Remembering Love: Gintama and The Art of Seriousness

Continuing where we left off, for the Remember Love project this week, I’ll once again, entail everyone about Gintama’s greatness. This time, we will talk about the other side of Gintama. The tears, drama and the intensity: the seriousness.

Indeed Gintama is great with their jokes, and it’s not too exaggerating to say that Gintama is one of the top with comedies. However, the way they present seriousness is second to none as well. It is quite easy to detect just when Gintama wants to get all serious. Usually, when a certain plot element is being heavily focused, and even dragged on for several episodes, then it’s time for some dramatic arcs.

The said arcs are actually very crucial to Gintama. It gives us background information and development for several characters. Some of their backstories are subtly revealed, providing us with details of the relations of certain group of characters. Gintoki certainly has a lot of connections, as he and some of the minor characters have more in-depth relationships then I ever thought.

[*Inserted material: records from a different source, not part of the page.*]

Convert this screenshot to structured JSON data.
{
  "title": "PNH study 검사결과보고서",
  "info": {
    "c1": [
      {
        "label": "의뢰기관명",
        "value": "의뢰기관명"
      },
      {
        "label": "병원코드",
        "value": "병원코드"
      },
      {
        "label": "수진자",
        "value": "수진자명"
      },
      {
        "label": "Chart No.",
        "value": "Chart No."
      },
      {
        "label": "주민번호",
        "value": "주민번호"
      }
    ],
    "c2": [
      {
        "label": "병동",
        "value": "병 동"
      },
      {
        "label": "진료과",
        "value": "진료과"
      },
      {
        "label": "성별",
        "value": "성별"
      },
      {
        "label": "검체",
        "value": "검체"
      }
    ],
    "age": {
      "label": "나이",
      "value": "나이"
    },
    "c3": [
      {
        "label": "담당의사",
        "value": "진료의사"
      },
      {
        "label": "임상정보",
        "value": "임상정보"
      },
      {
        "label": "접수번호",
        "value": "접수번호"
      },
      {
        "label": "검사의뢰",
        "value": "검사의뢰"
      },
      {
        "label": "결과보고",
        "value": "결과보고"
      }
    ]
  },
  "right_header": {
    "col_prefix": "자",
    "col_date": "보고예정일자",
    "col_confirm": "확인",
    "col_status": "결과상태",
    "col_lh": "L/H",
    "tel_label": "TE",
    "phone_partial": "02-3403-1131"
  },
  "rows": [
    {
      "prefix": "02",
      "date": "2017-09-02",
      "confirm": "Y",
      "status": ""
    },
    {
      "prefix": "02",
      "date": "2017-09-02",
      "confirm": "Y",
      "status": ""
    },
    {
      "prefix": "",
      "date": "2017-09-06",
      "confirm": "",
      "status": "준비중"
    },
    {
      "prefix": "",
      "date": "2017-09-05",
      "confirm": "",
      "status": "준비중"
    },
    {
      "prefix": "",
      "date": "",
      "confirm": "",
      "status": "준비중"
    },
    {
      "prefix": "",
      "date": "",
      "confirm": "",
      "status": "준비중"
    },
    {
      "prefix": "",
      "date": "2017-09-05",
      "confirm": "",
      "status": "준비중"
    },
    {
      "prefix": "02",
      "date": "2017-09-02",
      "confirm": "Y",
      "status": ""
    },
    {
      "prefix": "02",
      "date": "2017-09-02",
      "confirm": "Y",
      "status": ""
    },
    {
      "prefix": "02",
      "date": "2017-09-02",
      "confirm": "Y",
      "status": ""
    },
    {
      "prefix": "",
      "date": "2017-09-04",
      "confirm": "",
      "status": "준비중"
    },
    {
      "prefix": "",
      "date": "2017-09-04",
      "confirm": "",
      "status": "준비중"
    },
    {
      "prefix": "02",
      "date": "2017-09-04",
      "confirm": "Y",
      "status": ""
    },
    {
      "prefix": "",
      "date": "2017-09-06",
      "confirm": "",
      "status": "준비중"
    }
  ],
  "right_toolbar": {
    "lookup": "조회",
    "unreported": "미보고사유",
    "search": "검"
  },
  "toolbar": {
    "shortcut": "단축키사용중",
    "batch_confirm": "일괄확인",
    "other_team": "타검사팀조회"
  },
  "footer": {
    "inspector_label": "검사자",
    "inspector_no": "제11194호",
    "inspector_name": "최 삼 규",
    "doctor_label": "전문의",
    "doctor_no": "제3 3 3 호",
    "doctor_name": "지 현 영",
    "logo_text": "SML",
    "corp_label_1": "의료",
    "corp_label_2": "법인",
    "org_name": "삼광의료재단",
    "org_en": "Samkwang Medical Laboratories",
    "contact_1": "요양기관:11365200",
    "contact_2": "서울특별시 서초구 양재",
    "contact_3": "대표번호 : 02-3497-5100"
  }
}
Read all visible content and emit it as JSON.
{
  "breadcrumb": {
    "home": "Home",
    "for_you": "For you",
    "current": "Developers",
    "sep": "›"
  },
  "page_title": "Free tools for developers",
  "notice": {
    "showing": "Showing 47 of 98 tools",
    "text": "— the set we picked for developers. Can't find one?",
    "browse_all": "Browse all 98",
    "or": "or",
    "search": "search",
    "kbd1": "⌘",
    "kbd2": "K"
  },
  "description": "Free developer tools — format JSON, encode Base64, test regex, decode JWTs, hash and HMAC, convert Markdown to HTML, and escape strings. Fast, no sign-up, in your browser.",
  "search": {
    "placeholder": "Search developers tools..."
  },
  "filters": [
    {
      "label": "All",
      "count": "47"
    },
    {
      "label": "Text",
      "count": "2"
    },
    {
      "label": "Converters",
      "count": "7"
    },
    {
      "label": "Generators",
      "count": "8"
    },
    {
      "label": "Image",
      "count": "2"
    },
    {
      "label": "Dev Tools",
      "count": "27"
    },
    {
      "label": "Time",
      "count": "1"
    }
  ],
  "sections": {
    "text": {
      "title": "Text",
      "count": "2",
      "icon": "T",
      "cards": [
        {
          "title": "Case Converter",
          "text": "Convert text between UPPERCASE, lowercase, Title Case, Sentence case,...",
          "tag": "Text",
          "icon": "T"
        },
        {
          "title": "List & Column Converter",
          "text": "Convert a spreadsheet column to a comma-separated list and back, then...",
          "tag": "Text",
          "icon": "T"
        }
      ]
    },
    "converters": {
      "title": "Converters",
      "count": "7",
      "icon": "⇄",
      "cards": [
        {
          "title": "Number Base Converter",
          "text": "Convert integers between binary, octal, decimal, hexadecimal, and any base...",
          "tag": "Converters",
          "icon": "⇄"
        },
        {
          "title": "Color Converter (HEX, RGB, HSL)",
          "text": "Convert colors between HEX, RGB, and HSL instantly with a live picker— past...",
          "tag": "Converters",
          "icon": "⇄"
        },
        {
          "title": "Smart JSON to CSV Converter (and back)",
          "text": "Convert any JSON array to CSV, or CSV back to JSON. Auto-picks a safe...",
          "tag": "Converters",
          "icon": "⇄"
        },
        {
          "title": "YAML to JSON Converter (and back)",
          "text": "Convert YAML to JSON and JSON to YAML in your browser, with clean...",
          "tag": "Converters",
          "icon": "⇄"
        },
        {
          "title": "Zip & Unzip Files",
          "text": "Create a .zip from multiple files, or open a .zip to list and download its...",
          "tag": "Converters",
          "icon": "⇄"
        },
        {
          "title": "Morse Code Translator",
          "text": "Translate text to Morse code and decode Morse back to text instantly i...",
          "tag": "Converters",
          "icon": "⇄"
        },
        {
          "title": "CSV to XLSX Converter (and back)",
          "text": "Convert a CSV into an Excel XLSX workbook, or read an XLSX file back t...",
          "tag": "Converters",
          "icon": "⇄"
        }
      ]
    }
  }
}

I’ll talk about the Benizakura arc a bit first as an example. This arc, is one of the very early serious arc of Gintama, and to this day, remains as one of the best arcs of Gintama ever. One of the random antagonist of past episodes, Nizou make a return, and incidentally, the so-called “random” antagonist is actually part of a bigger picture.

The arc introduces us the past of Gintoki, Katsura and Takasugi. The three followed the same path, fighting together as the Joui faction in the past. It allows us to further understand these three individuals more as characters. At some point, the three begun to have different points of view and their paths strays apart after the war. Katsura decided to continue on as terrorist but he will retake his country in a more peaceful manner. As for Takasugi, what he desires is the absolute ruin and destruction of the country, which he deemed as “rotten.” For Gintoki, he is pretty much exhausted with wars and decided to just stay aloof, running a freelance company.

These serious arcs are also where Gintama showcases their way of fight sequences in all their glory. Despite being a comedy, Gintama’s fight scenes are unexpectedly bloody and violent. What makes Gintama’s action scenes so much better then your “everyday shounen action” is that Gintama’s fights are more emotionally powerful. The attacks during the fight scenes pack a punch, literally. The blows are exchanged with such impact that we can almost feel the “weight” of the blows. The characters, especially Gintoki, always fights to the brink of exhaustion, with his clothes tattered, and body covered with blood. His desperate fighting allow us to sympathize him. It makes us think that he really wishes for his friends to be safe, despite his usual rowdy banters with them. One of the best fight scenes is definitely Gintoki VS Nizou in the Benizakura arc, and is obviously my top favorite fight of Gintama. His battles with Housen and Jirochou come close to second and third respectively.

Ultimately though, at the end of the day, Gintama is still a comedy anime through and through. The serious arcs are just elements to enhance their characters, when the serious arcs are over, Gintama always reverts back to what they do best, randomness. This is a very clever choice of storytelling; the small and subtle character backstories and developments allow us to be more invested in Gintama’s characters, while maintaining the insane randomness of the anime.

List of Participants – Week 2

%d bloggers like this: